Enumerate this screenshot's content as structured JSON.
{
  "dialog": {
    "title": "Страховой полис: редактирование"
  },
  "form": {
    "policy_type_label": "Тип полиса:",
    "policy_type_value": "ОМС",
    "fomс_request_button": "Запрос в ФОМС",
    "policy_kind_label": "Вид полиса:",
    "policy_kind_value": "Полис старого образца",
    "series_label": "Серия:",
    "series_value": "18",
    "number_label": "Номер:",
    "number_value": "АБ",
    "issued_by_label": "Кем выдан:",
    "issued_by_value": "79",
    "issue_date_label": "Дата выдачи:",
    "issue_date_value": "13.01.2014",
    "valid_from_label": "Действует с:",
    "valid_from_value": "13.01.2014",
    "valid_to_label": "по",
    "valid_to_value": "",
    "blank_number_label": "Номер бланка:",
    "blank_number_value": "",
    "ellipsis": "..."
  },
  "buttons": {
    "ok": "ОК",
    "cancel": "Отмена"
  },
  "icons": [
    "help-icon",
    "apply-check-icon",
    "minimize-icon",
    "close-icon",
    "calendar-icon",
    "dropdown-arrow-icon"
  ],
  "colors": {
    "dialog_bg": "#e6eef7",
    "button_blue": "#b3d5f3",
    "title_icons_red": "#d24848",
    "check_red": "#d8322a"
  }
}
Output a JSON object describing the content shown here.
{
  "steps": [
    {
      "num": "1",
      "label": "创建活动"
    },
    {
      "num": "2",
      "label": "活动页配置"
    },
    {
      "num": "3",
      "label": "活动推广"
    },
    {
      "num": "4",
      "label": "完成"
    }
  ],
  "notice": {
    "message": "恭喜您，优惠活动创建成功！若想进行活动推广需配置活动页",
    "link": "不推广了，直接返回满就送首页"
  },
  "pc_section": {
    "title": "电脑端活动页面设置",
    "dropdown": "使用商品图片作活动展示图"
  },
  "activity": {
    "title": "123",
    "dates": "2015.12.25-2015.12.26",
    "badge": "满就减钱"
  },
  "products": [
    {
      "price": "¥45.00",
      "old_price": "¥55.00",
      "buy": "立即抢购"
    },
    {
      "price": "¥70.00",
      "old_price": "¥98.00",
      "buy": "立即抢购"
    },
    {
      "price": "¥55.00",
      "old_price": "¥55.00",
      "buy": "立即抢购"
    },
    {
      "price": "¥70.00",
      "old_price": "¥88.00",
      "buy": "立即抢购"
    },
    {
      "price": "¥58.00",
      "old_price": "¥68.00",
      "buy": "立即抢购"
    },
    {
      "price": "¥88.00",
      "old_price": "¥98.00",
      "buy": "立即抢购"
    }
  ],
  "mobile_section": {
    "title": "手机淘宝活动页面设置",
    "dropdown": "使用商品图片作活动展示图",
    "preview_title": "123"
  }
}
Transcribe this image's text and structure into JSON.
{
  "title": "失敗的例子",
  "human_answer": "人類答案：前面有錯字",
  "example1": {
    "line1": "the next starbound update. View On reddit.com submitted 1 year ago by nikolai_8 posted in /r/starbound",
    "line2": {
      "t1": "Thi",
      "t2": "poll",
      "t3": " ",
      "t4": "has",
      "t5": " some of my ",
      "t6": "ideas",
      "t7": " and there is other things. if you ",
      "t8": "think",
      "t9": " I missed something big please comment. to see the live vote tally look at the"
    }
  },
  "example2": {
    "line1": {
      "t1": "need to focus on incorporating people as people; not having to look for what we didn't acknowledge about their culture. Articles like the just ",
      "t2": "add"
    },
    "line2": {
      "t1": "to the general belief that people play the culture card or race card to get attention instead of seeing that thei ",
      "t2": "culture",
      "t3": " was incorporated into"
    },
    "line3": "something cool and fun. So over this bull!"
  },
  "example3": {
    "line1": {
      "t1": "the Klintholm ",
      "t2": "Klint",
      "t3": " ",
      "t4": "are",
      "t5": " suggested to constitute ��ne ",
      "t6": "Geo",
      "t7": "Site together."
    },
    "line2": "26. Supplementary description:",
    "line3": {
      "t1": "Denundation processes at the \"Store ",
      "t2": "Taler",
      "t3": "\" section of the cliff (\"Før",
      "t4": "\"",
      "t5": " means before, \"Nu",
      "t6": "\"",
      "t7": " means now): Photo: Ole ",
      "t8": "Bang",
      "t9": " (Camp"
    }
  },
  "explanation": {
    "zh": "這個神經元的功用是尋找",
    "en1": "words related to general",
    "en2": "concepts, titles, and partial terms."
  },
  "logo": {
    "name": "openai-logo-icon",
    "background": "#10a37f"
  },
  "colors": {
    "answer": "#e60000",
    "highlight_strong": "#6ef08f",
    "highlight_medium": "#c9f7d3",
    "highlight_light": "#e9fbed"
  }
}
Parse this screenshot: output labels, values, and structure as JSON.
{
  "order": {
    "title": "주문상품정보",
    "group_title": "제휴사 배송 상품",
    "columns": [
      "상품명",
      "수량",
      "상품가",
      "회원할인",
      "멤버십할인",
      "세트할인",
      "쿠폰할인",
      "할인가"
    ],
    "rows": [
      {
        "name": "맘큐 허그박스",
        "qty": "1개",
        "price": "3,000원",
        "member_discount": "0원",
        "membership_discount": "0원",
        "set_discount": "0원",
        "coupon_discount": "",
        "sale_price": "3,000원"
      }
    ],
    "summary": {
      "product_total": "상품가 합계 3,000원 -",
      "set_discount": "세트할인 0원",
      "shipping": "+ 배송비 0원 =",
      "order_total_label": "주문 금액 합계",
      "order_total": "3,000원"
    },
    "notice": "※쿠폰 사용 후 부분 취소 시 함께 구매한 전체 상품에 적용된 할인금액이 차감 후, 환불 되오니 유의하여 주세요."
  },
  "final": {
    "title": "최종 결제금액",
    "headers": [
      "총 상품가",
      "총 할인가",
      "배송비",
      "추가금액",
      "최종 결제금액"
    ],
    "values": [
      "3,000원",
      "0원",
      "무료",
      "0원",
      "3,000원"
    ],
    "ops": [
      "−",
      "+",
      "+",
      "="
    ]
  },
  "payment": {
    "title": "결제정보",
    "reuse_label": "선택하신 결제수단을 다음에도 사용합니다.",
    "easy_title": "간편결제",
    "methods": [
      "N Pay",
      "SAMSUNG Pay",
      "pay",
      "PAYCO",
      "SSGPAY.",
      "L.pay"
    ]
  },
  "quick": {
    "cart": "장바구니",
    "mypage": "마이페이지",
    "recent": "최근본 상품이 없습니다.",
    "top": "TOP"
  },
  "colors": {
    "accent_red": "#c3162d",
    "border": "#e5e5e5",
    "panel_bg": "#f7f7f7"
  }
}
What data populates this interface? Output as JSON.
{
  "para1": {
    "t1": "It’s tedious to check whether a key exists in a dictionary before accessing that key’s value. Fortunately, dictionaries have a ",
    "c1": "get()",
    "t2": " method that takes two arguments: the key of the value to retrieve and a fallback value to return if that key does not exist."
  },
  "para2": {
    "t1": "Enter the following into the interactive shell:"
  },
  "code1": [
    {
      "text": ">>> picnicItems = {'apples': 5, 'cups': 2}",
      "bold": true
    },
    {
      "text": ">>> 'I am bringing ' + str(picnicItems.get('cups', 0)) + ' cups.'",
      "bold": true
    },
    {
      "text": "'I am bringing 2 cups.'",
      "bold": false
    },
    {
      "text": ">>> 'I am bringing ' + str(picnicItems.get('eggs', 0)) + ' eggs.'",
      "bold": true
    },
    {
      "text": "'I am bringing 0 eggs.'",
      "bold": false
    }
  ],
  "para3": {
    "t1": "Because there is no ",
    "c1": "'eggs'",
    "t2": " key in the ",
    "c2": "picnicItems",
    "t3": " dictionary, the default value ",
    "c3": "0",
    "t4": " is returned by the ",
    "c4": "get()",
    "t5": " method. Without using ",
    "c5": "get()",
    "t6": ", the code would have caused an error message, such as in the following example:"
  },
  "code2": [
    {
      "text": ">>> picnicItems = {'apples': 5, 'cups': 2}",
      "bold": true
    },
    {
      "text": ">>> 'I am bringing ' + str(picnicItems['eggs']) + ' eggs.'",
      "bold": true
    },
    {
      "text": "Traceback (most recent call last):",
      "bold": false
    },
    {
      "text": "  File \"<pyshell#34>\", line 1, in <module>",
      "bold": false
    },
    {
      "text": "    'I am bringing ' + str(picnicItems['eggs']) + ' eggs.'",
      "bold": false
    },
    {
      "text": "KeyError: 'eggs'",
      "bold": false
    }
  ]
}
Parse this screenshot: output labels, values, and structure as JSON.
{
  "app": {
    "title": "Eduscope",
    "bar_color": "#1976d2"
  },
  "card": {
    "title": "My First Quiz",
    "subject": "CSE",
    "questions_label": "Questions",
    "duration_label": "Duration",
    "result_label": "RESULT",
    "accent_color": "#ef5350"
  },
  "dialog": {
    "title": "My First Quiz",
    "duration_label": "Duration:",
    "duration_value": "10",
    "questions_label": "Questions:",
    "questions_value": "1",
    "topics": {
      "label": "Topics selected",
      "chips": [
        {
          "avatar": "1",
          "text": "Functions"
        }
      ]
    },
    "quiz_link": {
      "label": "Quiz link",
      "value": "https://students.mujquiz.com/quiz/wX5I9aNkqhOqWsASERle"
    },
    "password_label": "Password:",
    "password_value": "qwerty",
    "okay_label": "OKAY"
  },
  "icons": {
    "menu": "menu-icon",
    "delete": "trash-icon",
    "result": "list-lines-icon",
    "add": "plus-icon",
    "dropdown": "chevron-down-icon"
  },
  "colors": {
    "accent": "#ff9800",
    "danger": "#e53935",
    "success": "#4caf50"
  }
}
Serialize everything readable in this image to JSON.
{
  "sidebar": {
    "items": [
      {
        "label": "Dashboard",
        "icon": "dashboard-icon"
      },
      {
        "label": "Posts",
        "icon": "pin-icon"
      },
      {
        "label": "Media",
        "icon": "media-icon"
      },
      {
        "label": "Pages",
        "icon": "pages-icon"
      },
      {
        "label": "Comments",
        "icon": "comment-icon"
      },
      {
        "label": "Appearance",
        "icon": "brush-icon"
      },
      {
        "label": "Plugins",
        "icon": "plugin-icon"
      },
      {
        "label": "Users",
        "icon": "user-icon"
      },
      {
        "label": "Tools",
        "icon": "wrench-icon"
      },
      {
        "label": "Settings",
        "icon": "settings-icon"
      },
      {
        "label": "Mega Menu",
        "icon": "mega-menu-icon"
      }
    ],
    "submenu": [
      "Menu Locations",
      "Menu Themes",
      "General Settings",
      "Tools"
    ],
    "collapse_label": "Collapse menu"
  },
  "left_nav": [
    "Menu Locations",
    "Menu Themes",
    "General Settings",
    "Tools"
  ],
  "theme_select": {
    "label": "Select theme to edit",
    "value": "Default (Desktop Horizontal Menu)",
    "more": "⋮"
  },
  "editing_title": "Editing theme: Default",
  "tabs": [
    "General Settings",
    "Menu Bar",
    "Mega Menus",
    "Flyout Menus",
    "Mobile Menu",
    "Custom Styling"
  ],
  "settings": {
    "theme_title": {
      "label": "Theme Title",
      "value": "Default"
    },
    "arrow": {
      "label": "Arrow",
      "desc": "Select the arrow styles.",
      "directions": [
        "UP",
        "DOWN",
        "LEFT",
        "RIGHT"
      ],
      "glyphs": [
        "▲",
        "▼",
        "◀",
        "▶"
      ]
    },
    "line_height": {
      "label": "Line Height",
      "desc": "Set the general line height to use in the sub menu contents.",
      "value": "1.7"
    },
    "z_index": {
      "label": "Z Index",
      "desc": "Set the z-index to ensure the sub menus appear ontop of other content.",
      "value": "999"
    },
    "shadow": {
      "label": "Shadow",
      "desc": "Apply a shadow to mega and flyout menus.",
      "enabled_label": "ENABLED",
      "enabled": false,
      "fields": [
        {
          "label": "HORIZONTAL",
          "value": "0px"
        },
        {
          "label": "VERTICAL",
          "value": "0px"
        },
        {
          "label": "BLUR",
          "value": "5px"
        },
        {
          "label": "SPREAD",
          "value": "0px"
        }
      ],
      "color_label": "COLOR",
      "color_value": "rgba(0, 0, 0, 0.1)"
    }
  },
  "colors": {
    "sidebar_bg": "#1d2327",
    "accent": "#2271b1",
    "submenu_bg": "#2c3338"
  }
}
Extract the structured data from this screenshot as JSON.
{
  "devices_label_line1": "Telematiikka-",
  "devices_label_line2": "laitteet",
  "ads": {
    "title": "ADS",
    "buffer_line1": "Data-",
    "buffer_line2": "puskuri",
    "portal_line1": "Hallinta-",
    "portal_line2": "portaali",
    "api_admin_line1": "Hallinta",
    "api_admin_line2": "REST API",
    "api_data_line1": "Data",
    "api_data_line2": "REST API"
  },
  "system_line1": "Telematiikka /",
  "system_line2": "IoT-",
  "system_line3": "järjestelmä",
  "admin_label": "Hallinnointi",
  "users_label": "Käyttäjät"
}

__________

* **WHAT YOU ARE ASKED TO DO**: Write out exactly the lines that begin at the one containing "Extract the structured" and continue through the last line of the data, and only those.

* **TASK RESULT**:
Extract the structured data from this screenshot as JSON.
{
  "devices_label_line1": "Telematiikka-",
  "devices_label_line2": "laitteet",
  "ads": {
    "title": "ADS",
    "buffer_line1": "Data-",
    "buffer_line2": "puskuri",
    "portal_line1": "Hallinta-",
    "portal_line2": "portaali",
    "api_admin_line1": "Hallinta",
    "api_admin_line2": "REST API",
    "api_data_line1": "Data",
    "api_data_line2": "REST API"
  },
  "system_line1": "Telematiikka /",
  "system_line2": "IoT-",
  "system_line3": "järjestelmä",
  "admin_label": "Hallinnointi",
  "users_label": "Käyttäjät"
}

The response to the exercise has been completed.